A limited liability company (“LLC”) is the most popular statutory business entity in the United States. It is also the newest, with the first LLC statute enacted in Wyoming in 1977. Most other states did not catch on and establish their limited liability statutes until the early 1990s.

It is essential to have the advice of a business attorney when you form an LLC. An experienced attorney can help you anticipate possible problems and prevent many of the disputes we see LLC members embroiled in when they did not consult with an attorney during formation. 

If you are forming an LLC, especially if it is a multi-member LLC, please contact a seasoned business attorney first. 

What Is an LLC?

Before states created LLCs, multi-owner businesses were either partnerships or corporations. A partnership offers the tax advantage that business income or loss flows straight through the business to the partners and is only taxed once, at the individual level. But, in a partnership, the partners can be held liable for the business’s debts and liabilities.

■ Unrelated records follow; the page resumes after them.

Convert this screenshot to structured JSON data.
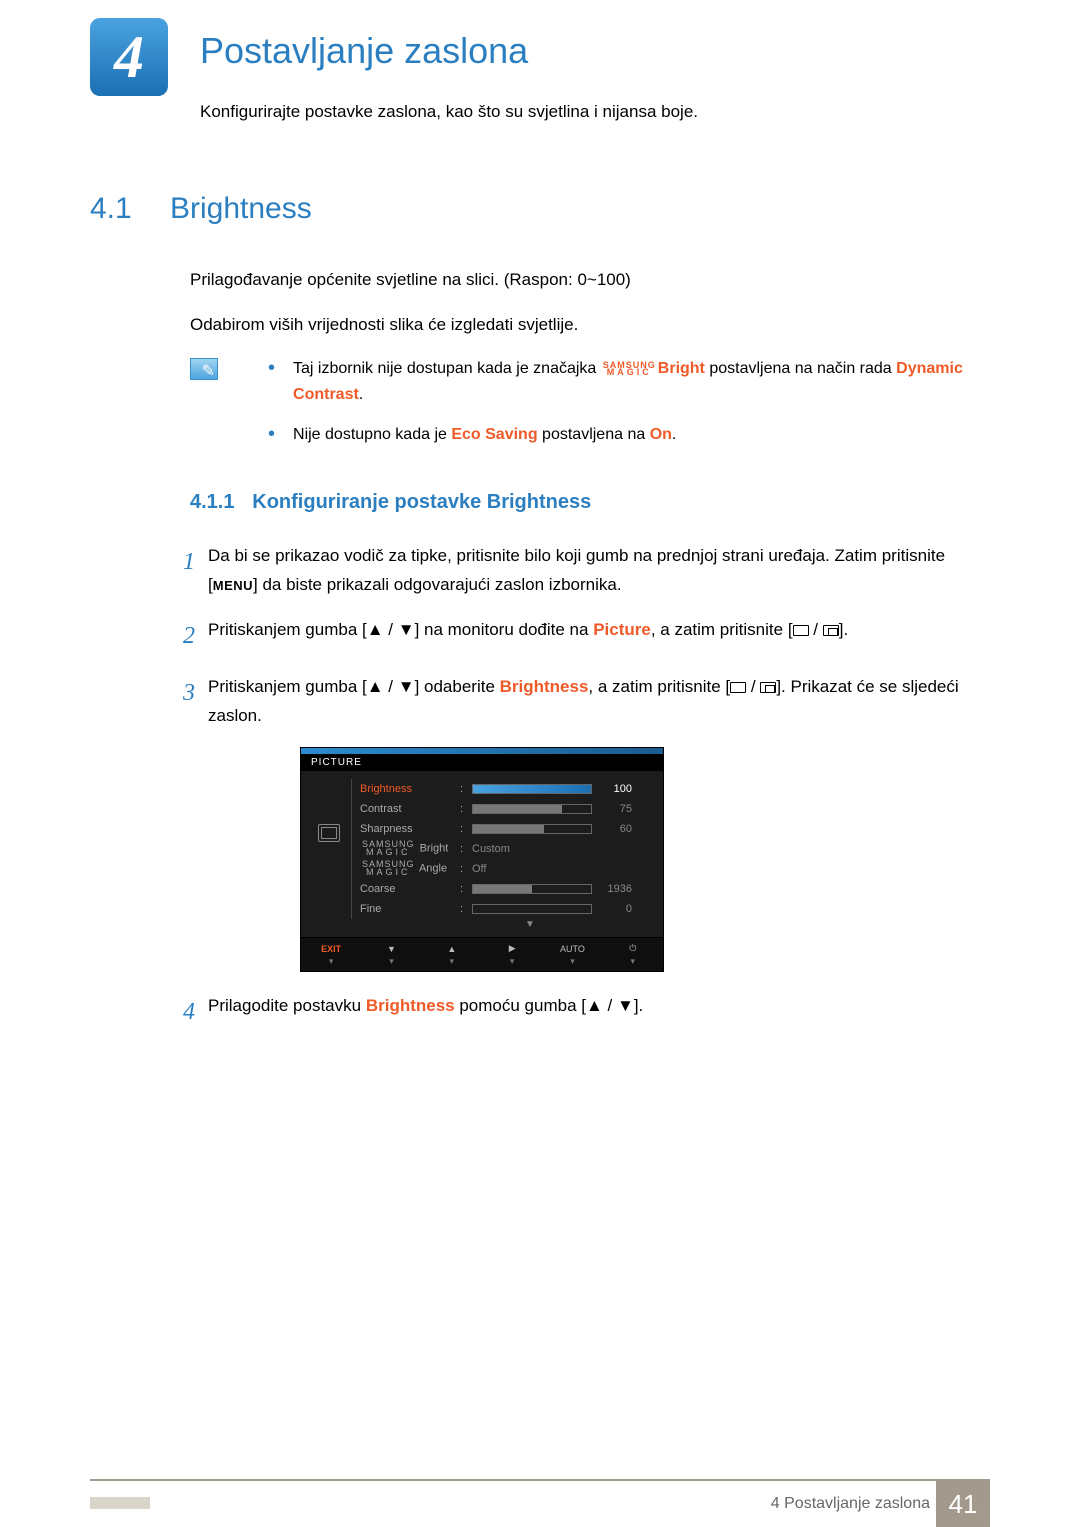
{
  "chapter": {
    "number": "4",
    "title": "Postavljanje zaslona",
    "subtitle": "Konfigurirajte postavke zaslona, kao što su svjetlina i nijansa boje."
  },
  "section": {
    "number": "4.1",
    "title": "Brightness",
    "intro1": "Prilagođavanje općenite svjetline na slici. (Raspon: 0~100)",
    "intro2": "Odabirom viših vrijednosti slika će izgledati svjetlije."
  },
  "notes": {
    "n1_a": "Taj izbornik nije dostupan kada je značajka ",
    "n1_bright": "Bright",
    "n1_b": " postavljena na način rada ",
    "n1_hl": "Dynamic Contrast",
    "n1_c": ".",
    "n2_a": "Nije dostupno kada je ",
    "n2_hl1": "Eco Saving",
    "n2_b": " postavljena na ",
    "n2_hl2": "On",
    "n2_c": "."
  },
  "samsung_magic": {
    "top": "SAMSUNG",
    "bot": "MAGIC"
  },
  "subsection": {
    "number": "4.1.1",
    "title": "Konfiguriranje postavke Brightness"
  },
  "steps": {
    "s1_num": "1",
    "s1_a": "Da bi se prikazao vodič za tipke, pritisnite bilo koji gumb na prednjoj strani uređaja. Zatim pritisnite [",
    "s1_menu": "MENU",
    "s1_b": "] da biste prikazali odgovarajući zaslon izbornika.",
    "s2_num": "2",
    "s2_a": "Pritiskanjem gumba [",
    "s2_b": "] na monitoru dođite na ",
    "s2_hl": "Picture",
    "s2_c": ", a zatim pritisnite [",
    "s2_d": "].",
    "s3_num": "3",
    "s3_a": "Pritiskanjem gumba [",
    "s3_b": "] odaberite ",
    "s3_hl": "Brightness",
    "s3_c": ", a zatim pritisnite [",
    "s3_d": "]. Prikazat će se sljedeći zaslon.",
    "s4_num": "4",
    "s4_a": "Prilagodite postavku ",
    "s4_hl": "Brightness",
    "s4_b": " pomoću gumba [",
    "s4_c": "]."
  },
  "osd": {
    "title": "PICTURE",
    "rows": [
      {
        "label": "Brightness",
        "value": "100",
        "fill": 100,
        "selected": true,
        "bar": true
      },
      {
        "label": "Contrast",
        "value": "75",
        "fill": 75,
        "selected": false,
        "bar": true
      },
      {
        "label": "Sharpness",
        "value": "60",
        "fill": 60,
        "selected": false,
        "bar": true
      },
      {
        "label": "SAMSUNG_MAGIC_Bright",
        "text": "Custom",
        "bar": false
      },
      {
        "label": "SAMSUNG_MAGIC_Angle",
        "text": "Off",
        "bar": false
      },
      {
        "label": "Coarse",
        "value": "1936",
        "fill": 50,
        "selected": false,
        "bar": true
      },
      {
        "label": "Fine",
        "value": "0",
        "fill": 0,
        "selected": false,
        "bar": true
      }
    ],
    "footer": [
      "EXIT",
      "▼",
      "▲",
      "▶",
      "AUTO",
      "⏻"
    ],
    "footer_bot": "▾"
  },
  "footer": {
    "text": "4 Postavljanje zaslona",
    "page": "41"
  }
}
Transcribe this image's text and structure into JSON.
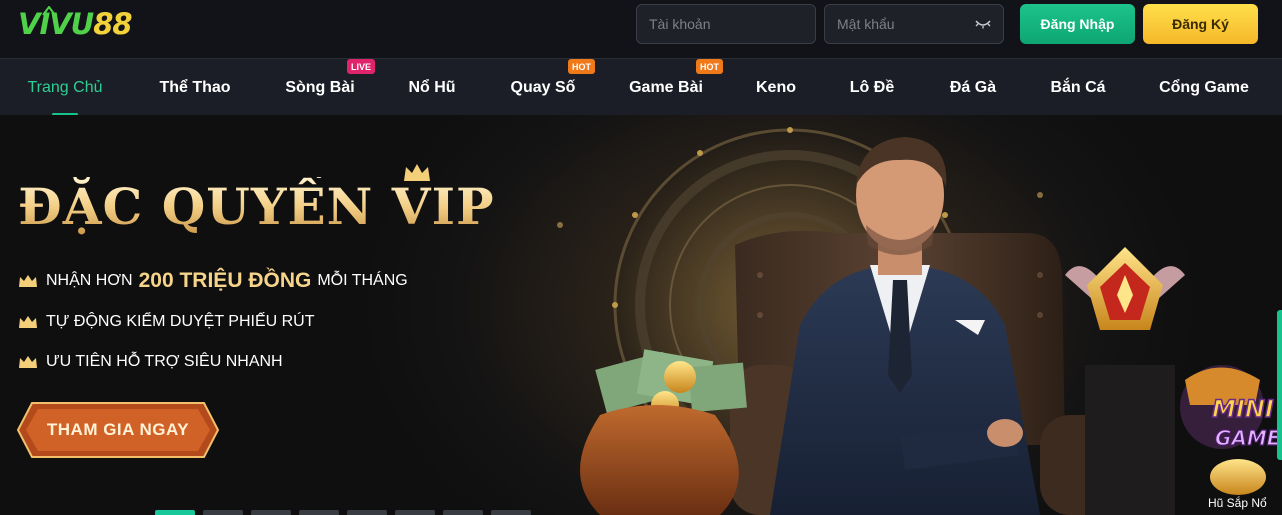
{
  "logo": {
    "text_main": "VIVU",
    "text_num": "88"
  },
  "header": {
    "username_placeholder": "Tài khoản",
    "password_placeholder": "Mật khẩu",
    "login_label": "Đăng Nhập",
    "register_label": "Đăng Ký"
  },
  "nav": {
    "items": [
      {
        "label": "Trang Chủ",
        "active": true
      },
      {
        "label": "Thể Thao"
      },
      {
        "label": "Sòng Bài",
        "badge": "LIVE"
      },
      {
        "label": "Nổ Hũ"
      },
      {
        "label": "Quay Số",
        "badge": "HOT"
      },
      {
        "label": "Game Bài",
        "badge": "HOT"
      },
      {
        "label": "Keno"
      },
      {
        "label": "Lô Đề"
      },
      {
        "label": "Đá Gà"
      },
      {
        "label": "Bắn Cá"
      },
      {
        "label": "Cổng Game"
      }
    ]
  },
  "banner": {
    "headline": "ĐẶC QUYỀN VIP",
    "perk1_prefix": "NHẬN HƠN",
    "perk1_highlight": "200 TRIỆU ĐỒNG",
    "perk1_suffix": "MỖI THÁNG",
    "perk2": "TỰ ĐỘNG KIỂM DUYỆT PHIẾU RÚT",
    "perk3": "ƯU TIÊN HỖ TRỢ SIÊU NHANH",
    "cta_label": "THAM GIA NGAY",
    "mini_game_text": "MINI GAME",
    "jackpot_label": "Hũ Sắp Nổ",
    "slide_count": 8,
    "active_slide": 1
  },
  "colors": {
    "accent_green": "#16c48a",
    "accent_gold": "#f5b82a",
    "badge_live": "#e0246b",
    "badge_hot": "#f07a1a"
  },
  "icons": [
    "crown-icon",
    "eye-icon",
    "trophy-medal-icon",
    "money-bag-icon"
  ]
}
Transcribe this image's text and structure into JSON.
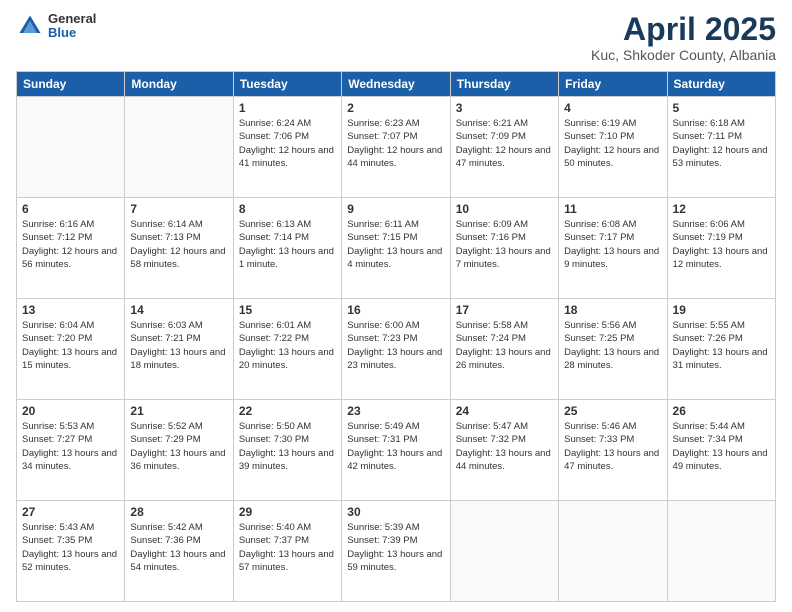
{
  "logo": {
    "general": "General",
    "blue": "Blue"
  },
  "title": {
    "month_year": "April 2025",
    "location": "Kuc, Shkoder County, Albania"
  },
  "headers": [
    "Sunday",
    "Monday",
    "Tuesday",
    "Wednesday",
    "Thursday",
    "Friday",
    "Saturday"
  ],
  "weeks": [
    [
      {
        "num": "",
        "info": ""
      },
      {
        "num": "",
        "info": ""
      },
      {
        "num": "1",
        "info": "Sunrise: 6:24 AM\nSunset: 7:06 PM\nDaylight: 12 hours and 41 minutes."
      },
      {
        "num": "2",
        "info": "Sunrise: 6:23 AM\nSunset: 7:07 PM\nDaylight: 12 hours and 44 minutes."
      },
      {
        "num": "3",
        "info": "Sunrise: 6:21 AM\nSunset: 7:09 PM\nDaylight: 12 hours and 47 minutes."
      },
      {
        "num": "4",
        "info": "Sunrise: 6:19 AM\nSunset: 7:10 PM\nDaylight: 12 hours and 50 minutes."
      },
      {
        "num": "5",
        "info": "Sunrise: 6:18 AM\nSunset: 7:11 PM\nDaylight: 12 hours and 53 minutes."
      }
    ],
    [
      {
        "num": "6",
        "info": "Sunrise: 6:16 AM\nSunset: 7:12 PM\nDaylight: 12 hours and 56 minutes."
      },
      {
        "num": "7",
        "info": "Sunrise: 6:14 AM\nSunset: 7:13 PM\nDaylight: 12 hours and 58 minutes."
      },
      {
        "num": "8",
        "info": "Sunrise: 6:13 AM\nSunset: 7:14 PM\nDaylight: 13 hours and 1 minute."
      },
      {
        "num": "9",
        "info": "Sunrise: 6:11 AM\nSunset: 7:15 PM\nDaylight: 13 hours and 4 minutes."
      },
      {
        "num": "10",
        "info": "Sunrise: 6:09 AM\nSunset: 7:16 PM\nDaylight: 13 hours and 7 minutes."
      },
      {
        "num": "11",
        "info": "Sunrise: 6:08 AM\nSunset: 7:17 PM\nDaylight: 13 hours and 9 minutes."
      },
      {
        "num": "12",
        "info": "Sunrise: 6:06 AM\nSunset: 7:19 PM\nDaylight: 13 hours and 12 minutes."
      }
    ],
    [
      {
        "num": "13",
        "info": "Sunrise: 6:04 AM\nSunset: 7:20 PM\nDaylight: 13 hours and 15 minutes."
      },
      {
        "num": "14",
        "info": "Sunrise: 6:03 AM\nSunset: 7:21 PM\nDaylight: 13 hours and 18 minutes."
      },
      {
        "num": "15",
        "info": "Sunrise: 6:01 AM\nSunset: 7:22 PM\nDaylight: 13 hours and 20 minutes."
      },
      {
        "num": "16",
        "info": "Sunrise: 6:00 AM\nSunset: 7:23 PM\nDaylight: 13 hours and 23 minutes."
      },
      {
        "num": "17",
        "info": "Sunrise: 5:58 AM\nSunset: 7:24 PM\nDaylight: 13 hours and 26 minutes."
      },
      {
        "num": "18",
        "info": "Sunrise: 5:56 AM\nSunset: 7:25 PM\nDaylight: 13 hours and 28 minutes."
      },
      {
        "num": "19",
        "info": "Sunrise: 5:55 AM\nSunset: 7:26 PM\nDaylight: 13 hours and 31 minutes."
      }
    ],
    [
      {
        "num": "20",
        "info": "Sunrise: 5:53 AM\nSunset: 7:27 PM\nDaylight: 13 hours and 34 minutes."
      },
      {
        "num": "21",
        "info": "Sunrise: 5:52 AM\nSunset: 7:29 PM\nDaylight: 13 hours and 36 minutes."
      },
      {
        "num": "22",
        "info": "Sunrise: 5:50 AM\nSunset: 7:30 PM\nDaylight: 13 hours and 39 minutes."
      },
      {
        "num": "23",
        "info": "Sunrise: 5:49 AM\nSunset: 7:31 PM\nDaylight: 13 hours and 42 minutes."
      },
      {
        "num": "24",
        "info": "Sunrise: 5:47 AM\nSunset: 7:32 PM\nDaylight: 13 hours and 44 minutes."
      },
      {
        "num": "25",
        "info": "Sunrise: 5:46 AM\nSunset: 7:33 PM\nDaylight: 13 hours and 47 minutes."
      },
      {
        "num": "26",
        "info": "Sunrise: 5:44 AM\nSunset: 7:34 PM\nDaylight: 13 hours and 49 minutes."
      }
    ],
    [
      {
        "num": "27",
        "info": "Sunrise: 5:43 AM\nSunset: 7:35 PM\nDaylight: 13 hours and 52 minutes."
      },
      {
        "num": "28",
        "info": "Sunrise: 5:42 AM\nSunset: 7:36 PM\nDaylight: 13 hours and 54 minutes."
      },
      {
        "num": "29",
        "info": "Sunrise: 5:40 AM\nSunset: 7:37 PM\nDaylight: 13 hours and 57 minutes."
      },
      {
        "num": "30",
        "info": "Sunrise: 5:39 AM\nSunset: 7:39 PM\nDaylight: 13 hours and 59 minutes."
      },
      {
        "num": "",
        "info": ""
      },
      {
        "num": "",
        "info": ""
      },
      {
        "num": "",
        "info": ""
      }
    ]
  ],
  "colors": {
    "header_bg": "#1a5fa8",
    "header_text": "#ffffff",
    "title_color": "#1a3a5c"
  }
}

On the other hand, corporations provide a liability shield. If the corporate stakeholders follow corporate formalities, the law generally protects them from individual liability for the company’s debts and liabilities. But, the law also sees corporations as separate and distinct legal entities from their stakeholders and taxes corporate income both at the corporate level and then again when distributed as salaries or dividends to individuals. 

States invented the LLC to provide owners with both liability protection and pass-through taxation. 

What Are the Legal Requirements To Start an LLC?

The LLC members must pay a filing fee and register the LLC with the Secretary of State. They must pick a name for the business and also choose a registered agent – the person responsible for accepting any legal process.

Unlike a corporation, an LLC does not have shareholders or shares. It does not need to have a board of directors or annual business meetings. But, an LLC is still separate and distinct from its members. Therefore, the primary formality needed to protect the members from liability is to keep all the LLC’s finances separate.

The LLC should have a bank account and its own set of books. Income into the LLC and distributions from the LLC should each be recorded. LLC members should not use their bank accounts for LLC business. And they should not use the LLC account to pay personal expenses, such as home mortgage or groceries. This commingling of funds is one of the main ways we have seen LLC members lose liability protection.

Another way an LLC can lose liability protection is by not adequately insuring or capitalizing the company. It is important to make sure the company has enough insurance or capital on hand to cover reasonable liabilities. If not, an enterprising plaintiff’s attorney can argue that the inadequately unfunded LLC only exists as a liability shield and not as a legitimate business.

You Should Have a Lawyer Prepare an Operating Agreement

An LLC is not legally required to have an operating agreement, but it should. An operating agreement is a contract between the LLC members defining their relationship with each other and their relationship to the LLC. 

Many disputes between LLC members happen because they either did not create an operating agreement or they used a poor template they downloaded off the internet. If the LLC members reach an impasse without an operating agreement, a lawsuit could be necessary to resolve the issue. Depending on the state, a court could be forced to break a tie or even dissolve the company. An experienced business attorney can help you anticipate possible issues and deal with them in advance in the operating agreement. 

Here are just some of the issues to deal with in an operating agreement:

  • What is the ownership percentage?
  • What capital contributions are required?
  • How will profits and losses be allotted?
  • Who decides when distributions are given?
  • Who handles day-to-day business decisions?
  • What are day-to-day decisions versus larger decisions?
  • How are larger decisions voted upon?
  • What happens in the event of a tie?
  • What happens if a member wants to sell shares?
  • What happens if a member is done and wants to force the other members to buy shares?

With just this short list, it is easy to see that a well-crafted operating agreement can prevent significant conflict between members. Sadly, it is too often we see spouses, friends, or family go into business together without clearly defining each member’s rights and responsibilities. We work hard with clients to proactively prevent those situations. 

Build a Relationship for Your Future Business Needs

The two most important reasons to work with an attorney when forming your LLC are to 1) create a solid operating agreement, and 2) make sure you follow the minimum business formalities to keep your liability shield. When you partner with an attorney early in the life of your business, your attorney can start to know your business inside and out. That way, your business attorney can help you prevent problems before they occur.